In a recent study published in the European Journal of Nutrition, researchers from the School of Life Sciences at Northumbria University found that tart cherry juice can increase melatonin levels. Melatonin levels are directly associated with regulating the sleep-wake cycle in humans. Increased melatonin helps improve both sleep duration and quality.
There are a number of other health benefits associated with tart cherries. These cherries are known to contain high levels of polyphenols, particularly a group called anthocyanins that are considered antioxidants. These natural compounds have been linked to reduced levels of oxidative stress. Oxidative stress has been associated with a higher risk of infections and susceptibility to diseases like cancer, diabetes and atherosclerosis.
In a 2006 study published in the British Journal of Sports Medicine, researchers found that drinking tart cherry juice could decrease certain symptoms of exercise-induced muscle damage and inflammation. Since this study, antioxidants have been shown to have anti-inflammatory properties in a number of different contexts, suggesting that it may be the anthocyanins in tart cherries that play major role in reducing muscle damage and inflammation.
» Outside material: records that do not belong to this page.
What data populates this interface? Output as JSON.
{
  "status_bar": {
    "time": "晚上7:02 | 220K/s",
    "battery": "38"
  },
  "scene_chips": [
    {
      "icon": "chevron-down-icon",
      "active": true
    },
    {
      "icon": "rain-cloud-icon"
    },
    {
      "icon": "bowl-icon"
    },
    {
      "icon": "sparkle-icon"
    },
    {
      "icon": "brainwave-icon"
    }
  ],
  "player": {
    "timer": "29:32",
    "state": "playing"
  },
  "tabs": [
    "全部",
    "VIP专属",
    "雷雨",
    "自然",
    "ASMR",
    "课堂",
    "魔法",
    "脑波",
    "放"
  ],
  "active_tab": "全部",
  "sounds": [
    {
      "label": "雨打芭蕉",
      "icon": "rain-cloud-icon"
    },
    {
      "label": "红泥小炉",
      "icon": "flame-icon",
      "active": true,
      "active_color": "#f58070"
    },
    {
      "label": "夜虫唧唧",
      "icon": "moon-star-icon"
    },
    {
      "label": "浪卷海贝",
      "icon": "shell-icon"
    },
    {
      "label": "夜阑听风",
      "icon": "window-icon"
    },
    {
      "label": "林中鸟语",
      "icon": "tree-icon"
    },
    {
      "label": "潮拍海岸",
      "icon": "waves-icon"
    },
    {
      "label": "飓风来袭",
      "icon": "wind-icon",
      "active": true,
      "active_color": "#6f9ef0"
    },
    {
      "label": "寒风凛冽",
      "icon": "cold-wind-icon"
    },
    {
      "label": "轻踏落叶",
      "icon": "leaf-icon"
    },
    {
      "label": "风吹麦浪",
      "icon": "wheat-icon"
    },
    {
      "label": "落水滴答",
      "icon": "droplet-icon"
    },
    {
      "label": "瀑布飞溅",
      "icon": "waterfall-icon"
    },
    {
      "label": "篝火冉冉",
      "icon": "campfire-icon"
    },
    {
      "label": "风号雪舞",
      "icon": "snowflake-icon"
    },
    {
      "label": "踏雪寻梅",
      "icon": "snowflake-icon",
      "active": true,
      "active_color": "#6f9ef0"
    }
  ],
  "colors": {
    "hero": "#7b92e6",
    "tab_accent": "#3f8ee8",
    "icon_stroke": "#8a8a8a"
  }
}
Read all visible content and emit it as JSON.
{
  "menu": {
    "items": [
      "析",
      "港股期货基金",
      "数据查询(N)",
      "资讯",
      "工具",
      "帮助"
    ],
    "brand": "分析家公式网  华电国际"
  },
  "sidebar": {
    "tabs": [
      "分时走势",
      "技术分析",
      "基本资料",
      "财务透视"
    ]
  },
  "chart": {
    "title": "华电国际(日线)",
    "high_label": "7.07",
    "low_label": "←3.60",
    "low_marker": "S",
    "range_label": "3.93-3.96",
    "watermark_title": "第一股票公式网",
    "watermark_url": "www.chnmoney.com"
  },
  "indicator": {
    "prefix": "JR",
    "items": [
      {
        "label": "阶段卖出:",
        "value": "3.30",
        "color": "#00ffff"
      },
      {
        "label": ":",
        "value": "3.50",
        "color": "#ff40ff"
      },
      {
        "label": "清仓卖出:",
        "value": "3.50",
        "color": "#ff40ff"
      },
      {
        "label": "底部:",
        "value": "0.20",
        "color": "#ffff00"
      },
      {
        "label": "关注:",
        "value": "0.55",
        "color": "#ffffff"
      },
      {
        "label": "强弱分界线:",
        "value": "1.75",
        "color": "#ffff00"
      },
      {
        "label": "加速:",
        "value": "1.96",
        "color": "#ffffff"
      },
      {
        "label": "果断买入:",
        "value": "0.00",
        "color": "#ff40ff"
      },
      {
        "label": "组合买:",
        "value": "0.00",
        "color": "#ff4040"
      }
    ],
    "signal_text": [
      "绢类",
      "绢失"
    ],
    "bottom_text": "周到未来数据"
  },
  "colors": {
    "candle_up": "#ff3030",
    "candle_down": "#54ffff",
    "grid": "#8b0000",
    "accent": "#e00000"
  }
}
Examples of tart cherries include varieties like 'Nanking' and 'Evans'. For those who don't wish to pucker up to tart cherry juice, an alternative is to try cooking with cherries. The above video gives some options for cooking with cherries. Tart cherries can always be substituted for the sweet ones in most recipes.